→ **To do**:
Your answer should show every line of the material below that includes "订单详情".

━━━ Available records

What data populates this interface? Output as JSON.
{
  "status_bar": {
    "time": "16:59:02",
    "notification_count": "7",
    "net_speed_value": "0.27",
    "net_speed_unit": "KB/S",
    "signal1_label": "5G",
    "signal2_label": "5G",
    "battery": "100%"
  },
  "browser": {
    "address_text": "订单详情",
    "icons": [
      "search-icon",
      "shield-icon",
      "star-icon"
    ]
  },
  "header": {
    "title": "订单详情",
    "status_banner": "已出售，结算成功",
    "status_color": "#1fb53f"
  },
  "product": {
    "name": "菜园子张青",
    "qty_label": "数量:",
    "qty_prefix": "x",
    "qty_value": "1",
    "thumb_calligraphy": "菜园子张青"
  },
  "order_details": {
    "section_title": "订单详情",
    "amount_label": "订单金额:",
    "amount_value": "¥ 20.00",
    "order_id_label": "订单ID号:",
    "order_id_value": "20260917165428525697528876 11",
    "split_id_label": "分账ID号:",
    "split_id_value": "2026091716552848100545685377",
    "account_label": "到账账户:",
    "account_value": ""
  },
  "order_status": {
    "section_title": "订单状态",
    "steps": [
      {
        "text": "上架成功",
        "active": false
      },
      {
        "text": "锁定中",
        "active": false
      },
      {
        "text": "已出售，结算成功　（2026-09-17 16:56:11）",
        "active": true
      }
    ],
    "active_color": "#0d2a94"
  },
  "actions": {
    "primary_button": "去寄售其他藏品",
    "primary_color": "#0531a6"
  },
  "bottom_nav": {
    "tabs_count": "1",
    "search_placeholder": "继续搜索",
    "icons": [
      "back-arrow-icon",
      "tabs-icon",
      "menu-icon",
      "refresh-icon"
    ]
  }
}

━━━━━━

→ **Response to the exercise**:
    "address_text": "订单详情",
    "title": "订单详情",
    "section_title": "订单详情",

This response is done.